[[ Information shown, beginning ]]

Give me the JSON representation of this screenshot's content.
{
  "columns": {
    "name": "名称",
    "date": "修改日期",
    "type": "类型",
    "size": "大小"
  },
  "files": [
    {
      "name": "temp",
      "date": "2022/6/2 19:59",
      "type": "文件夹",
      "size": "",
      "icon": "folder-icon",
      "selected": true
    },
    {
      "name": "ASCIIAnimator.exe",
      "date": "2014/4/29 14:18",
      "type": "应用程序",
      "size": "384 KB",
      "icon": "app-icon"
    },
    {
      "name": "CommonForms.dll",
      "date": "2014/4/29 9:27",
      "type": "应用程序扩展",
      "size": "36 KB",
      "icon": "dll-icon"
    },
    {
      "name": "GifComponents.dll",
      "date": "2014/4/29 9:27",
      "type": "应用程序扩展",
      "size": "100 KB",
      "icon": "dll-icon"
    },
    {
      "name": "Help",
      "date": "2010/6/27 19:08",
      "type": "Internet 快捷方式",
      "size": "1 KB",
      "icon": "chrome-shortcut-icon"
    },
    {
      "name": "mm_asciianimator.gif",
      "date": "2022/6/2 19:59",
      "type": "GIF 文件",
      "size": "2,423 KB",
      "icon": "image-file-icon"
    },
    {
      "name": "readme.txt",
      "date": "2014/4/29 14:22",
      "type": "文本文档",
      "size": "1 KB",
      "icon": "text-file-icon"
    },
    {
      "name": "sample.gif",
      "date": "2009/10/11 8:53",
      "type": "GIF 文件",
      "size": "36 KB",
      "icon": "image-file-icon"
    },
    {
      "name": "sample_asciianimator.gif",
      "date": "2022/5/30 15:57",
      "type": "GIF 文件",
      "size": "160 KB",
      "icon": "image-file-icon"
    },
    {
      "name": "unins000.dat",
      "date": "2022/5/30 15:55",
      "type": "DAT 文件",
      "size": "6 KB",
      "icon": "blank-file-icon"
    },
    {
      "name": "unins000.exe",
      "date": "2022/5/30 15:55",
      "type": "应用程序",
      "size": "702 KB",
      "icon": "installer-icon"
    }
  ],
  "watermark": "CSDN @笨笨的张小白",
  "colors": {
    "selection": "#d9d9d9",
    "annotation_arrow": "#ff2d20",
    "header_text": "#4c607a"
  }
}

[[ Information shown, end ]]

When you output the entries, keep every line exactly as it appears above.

Give me the JSON representation of this screenshot's content.
{
  "columns": {
    "name": "名称",
    "date": "修改日期",
    "type": "类型",
    "size": "大小"
  },
  "files": [
    {
      "name": "temp",
      "date": "2022/6/2 19:59",
      "type": "文件夹",
      "size": "",
      "icon": "folder-icon",
      "selected": true
    },
    {
      "name": "ASCIIAnimator.exe",
      "date": "2014/4/29 14:18",
      "type": "应用程序",
      "size": "384 KB",
      "icon": "app-icon"
    },
    {
      "name": "CommonForms.dll",
      "date": "2014/4/29 9:27",
      "type": "应用程序扩展",
      "size": "36 KB",
      "icon": "dll-icon"
    },
    {
      "name": "GifComponents.dll",
      "date": "2014/4/29 9:27",
      "type": "应用程序扩展",
      "size": "100 KB",
      "icon": "dll-icon"
    },
    {
      "name": "Help",
      "date": "2010/6/27 19:08",
      "type": "Internet 快捷方式",
      "size": "1 KB",
      "icon": "chrome-shortcut-icon"
    },
    {
      "name": "mm_asciianimator.gif",
      "date": "2022/6/2 19:59",
      "type": "GIF 文件",
      "size": "2,423 KB",
      "icon": "image-file-icon"
    },
    {
      "name": "readme.txt",
      "date": "2014/4/29 14:22",
      "type": "文本文档",
      "size": "1 KB",
      "icon": "text-file-icon"
    },
    {
      "name": "sample.gif",
      "date": "2009/10/11 8:53",
      "type": "GIF 文件",
      "size": "36 KB",
      "icon": "image-file-icon"
    },
    {
      "name": "sample_asciianimator.gif",
      "date": "2022/5/30 15:57",
      "type": "GIF 文件",
      "size": "160 KB",
      "icon": "image-file-icon"
    },
    {
      "name": "unins000.dat",
      "date": "2022/5/30 15:55",
      "type": "DAT 文件",
      "size": "6 KB",
      "icon": "blank-file-icon"
    },
    {
      "name": "unins000.exe",
      "date": "2022/5/30 15:55",
      "type": "应用程序",
      "size": "702 KB",
      "icon": "installer-icon"
    }
  ],
  "watermark": "CSDN @笨笨的张小白",
  "colors": {
    "selection": "#d9d9d9",
    "annotation_arrow": "#ff2d20",
    "header_text": "#4c607a"
  }
}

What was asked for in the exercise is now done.